#### Exercise brief
Set down the data below in full, exactly as it reads, but without the pictures.

● ● ● ●

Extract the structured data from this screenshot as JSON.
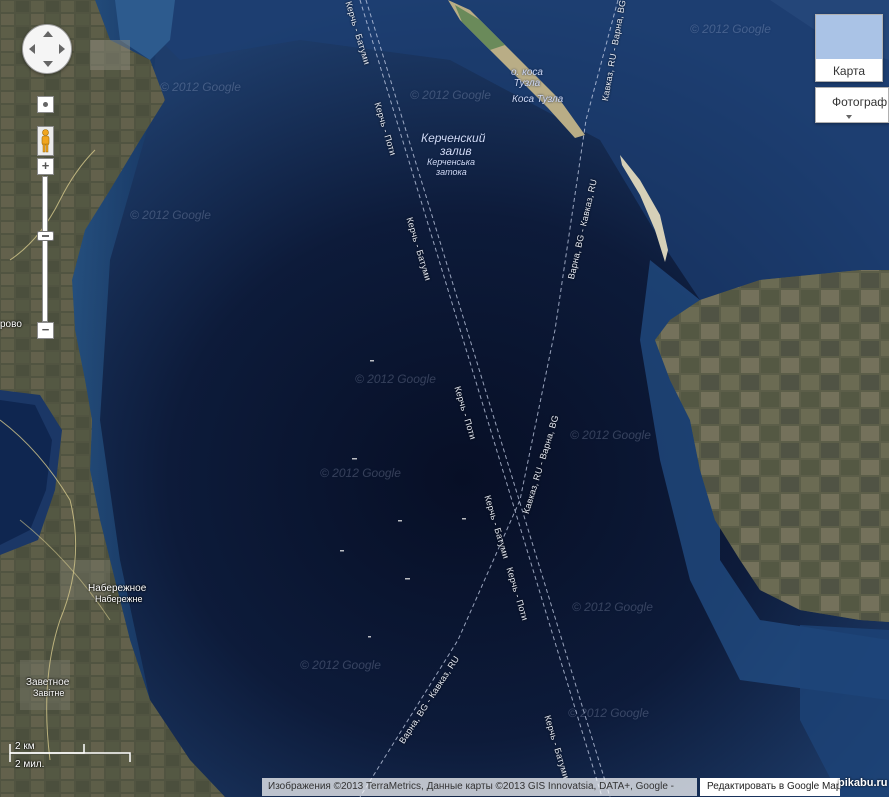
{
  "map": {
    "type": "satellite",
    "place_labels": {
      "kosa_tuzla_ua": "о. коса\nТузла",
      "kosa_tuzla_ru": "Коса Тузла",
      "kerch_bay_ru_1": "Керченский",
      "kerch_bay_ru_2": "залив",
      "kerch_bay_ua_1": "Керченська",
      "kerch_bay_ua_2": "затока",
      "naberezhnoe_ru": "Набережное",
      "naberezhnoe_ua": "Набережне",
      "zavetnoe_ru": "Заветное",
      "zavetnoe_ua": "Завітне",
      "edge_fragment": "рово"
    },
    "routes": {
      "kerch_batumi": "Керчь - Батуми",
      "kerch_poti": "Керчь - Поти",
      "varna_kavkaz": "Варна, BG - Кавказ, RU",
      "kavkaz_varna": "Кавказ, RU - Варна, BG"
    },
    "watermark_text": "© 2012 Google"
  },
  "controls": {
    "zoom_in": "+",
    "zoom_out": "−",
    "map_type_map": "Карта",
    "map_type_satellite": "Фотограф"
  },
  "scale": {
    "metric": "2 км",
    "imperial": "2 мил."
  },
  "footer": {
    "attribution": "Изображения ©2013 TerraMetrics, Данные карты ©2013 GIS Innovatsia, DATA+, Google -",
    "edit_link": "Редактировать в Google Map",
    "site_watermark": "pikabu.ru"
  }
}
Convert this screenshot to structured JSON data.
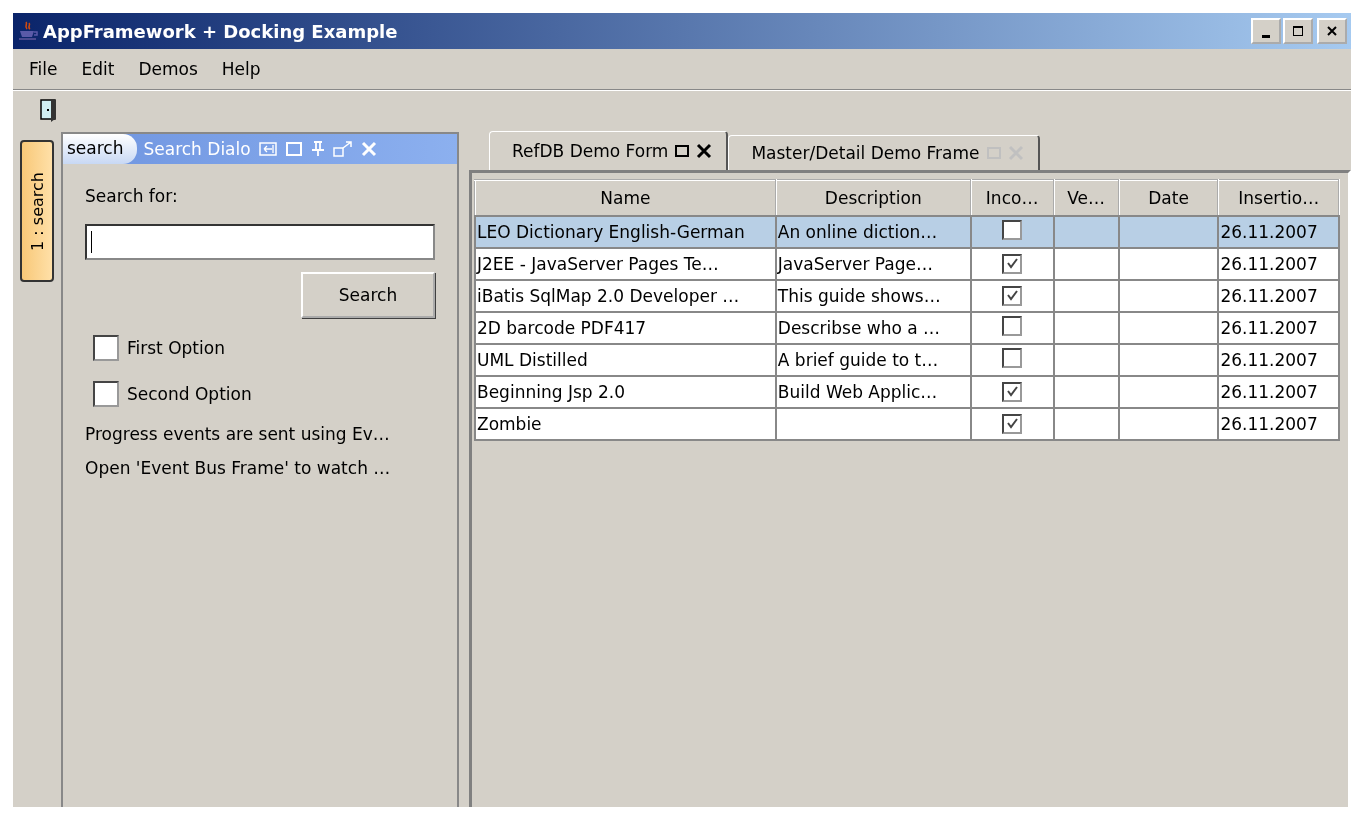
{
  "window": {
    "title": "AppFramework + Docking Example"
  },
  "menu": [
    "File",
    "Edit",
    "Demos",
    "Help"
  ],
  "side_tabs": [
    {
      "label": "1 : search",
      "selected": true
    }
  ],
  "panel": {
    "tab": "search",
    "title": "Search Dialo",
    "search_label": "Search for:",
    "search_button": "Search",
    "options": [
      {
        "label": "First Option",
        "checked": false
      },
      {
        "label": "Second Option",
        "checked": false
      }
    ],
    "notes": [
      "Progress events are sent using Ev…",
      "Open 'Event Bus Frame' to watch …"
    ]
  },
  "tabs": [
    {
      "label": "RefDB Demo Form",
      "selected": true
    },
    {
      "label": "Master/Detail Demo Frame",
      "selected": false
    }
  ],
  "table": {
    "columns": [
      "Name",
      "Description",
      "Inco…",
      "Ve…",
      "Date",
      "Insertio…"
    ],
    "rows": [
      {
        "name": "LEO Dictionary English-German",
        "description": "An online diction…",
        "incomplete": false,
        "inserted": "26.11.2007",
        "selected": true
      },
      {
        "name": "J2EE - JavaServer Pages Te…",
        "description": "JavaServer Page…",
        "incomplete": true,
        "inserted": "26.11.2007",
        "selected": false
      },
      {
        "name": "iBatis SqlMap 2.0 Developer …",
        "description": "This guide shows…",
        "incomplete": true,
        "inserted": "26.11.2007",
        "selected": false
      },
      {
        "name": "2D barcode PDF417",
        "description": "Describse who a …",
        "incomplete": false,
        "inserted": "26.11.2007",
        "selected": false
      },
      {
        "name": "UML Distilled",
        "description": "A brief guide to t…",
        "incomplete": false,
        "inserted": "26.11.2007",
        "selected": false
      },
      {
        "name": "Beginning Jsp 2.0",
        "description": "Build Web Applic…",
        "incomplete": true,
        "inserted": "26.11.2007",
        "selected": false
      },
      {
        "name": "Zombie",
        "description": "",
        "incomplete": true,
        "inserted": "26.11.2007",
        "selected": false
      }
    ]
  }
}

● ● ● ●

#### Response
Extract the structured data from this screenshot as JSON.
{
  "map": {
    "type": "satellite",
    "place_labels": {
      "kosa_tuzla_ua": "о. коса\nТузла",
      "kosa_tuzla_ru": "Коса Тузла",
      "kerch_bay_ru_1": "Керченский",
      "kerch_bay_ru_2": "залив",
      "kerch_bay_ua_1": "Керченська",
      "kerch_bay_ua_2": "затока",
      "naberezhnoe_ru": "Набережное",
      "naberezhnoe_ua": "Набережне",
      "zavetnoe_ru": "Заветное",
      "zavetnoe_ua": "Завітне",
      "edge_fragment": "рово"
    },
    "routes": {
      "kerch_batumi": "Керчь - Батуми",
      "kerch_poti": "Керчь - Поти",
      "varna_kavkaz": "Варна, BG - Кавказ, RU",
      "kavkaz_varna": "Кавказ, RU - Варна, BG"
    },
    "watermark_text": "© 2012 Google"
  },
  "controls": {
    "zoom_in": "+",
    "zoom_out": "−",
    "map_type_map": "Карта",
    "map_type_satellite": "Фотограф"
  },
  "scale": {
    "metric": "2 км",
    "imperial": "2 мил."
  },
  "footer": {
    "attribution": "Изображения ©2013 TerraMetrics, Данные карты ©2013 GIS Innovatsia, DATA+, Google -",
    "edit_link": "Редактировать в Google Map",
    "site_watermark": "pikabu.ru"
  }
}
Convert this screenshot to structured JSON data.
{
  "window": {
    "title": "AppFramework + Docking Example"
  },
  "menu": [
    "File",
    "Edit",
    "Demos",
    "Help"
  ],
  "side_tabs": [
    {
      "label": "1 : search",
      "selected": true
    }
  ],
  "panel": {
    "tab": "search",
    "title": "Search Dialo",
    "search_label": "Search for:",
    "search_button": "Search",
    "options": [
      {
        "label": "First Option",
        "checked": false
      },
      {
        "label": "Second Option",
        "checked": false
      }
    ],
    "notes": [
      "Progress events are sent using Ev…",
      "Open 'Event Bus Frame' to watch …"
    ]
  },
  "tabs": [
    {
      "label": "RefDB Demo Form",
      "selected": true
    },
    {
      "label": "Master/Detail Demo Frame",
      "selected": false
    }
  ],
  "table": {
    "columns": [
      "Name",
      "Description",
      "Inco…",
      "Ve…",
      "Date",
      "Insertio…"
    ],
    "rows": [
      {
        "name": "LEO Dictionary English-German",
        "description": "An online diction…",
        "incomplete": false,
        "inserted": "26.11.2007",
        "selected": true
      },
      {
        "name": "J2EE - JavaServer Pages Te…",
        "description": "JavaServer Page…",
        "incomplete": true,
        "inserted": "26.11.2007",
        "selected": false
      },
      {
        "name": "iBatis SqlMap 2.0 Developer …",
        "description": "This guide shows…",
        "incomplete": true,
        "inserted": "26.11.2007",
        "selected": false
      },
      {
        "name": "2D barcode PDF417",
        "description": "Describse who a …",
        "incomplete": false,
        "inserted": "26.11.2007",
        "selected": false
      },
      {
        "name": "UML Distilled",
        "description": "A brief guide to t…",
        "incomplete": false,
        "inserted": "26.11.2007",
        "selected": false
      },
      {
        "name": "Beginning Jsp 2.0",
        "description": "Build Web Applic…",
        "incomplete": true,
        "inserted": "26.11.2007",
        "selected": false
      },
      {
        "name": "Zombie",
        "description": "",
        "incomplete": true,
        "inserted": "26.11.2007",
        "selected": false
      }
    ]
  }
}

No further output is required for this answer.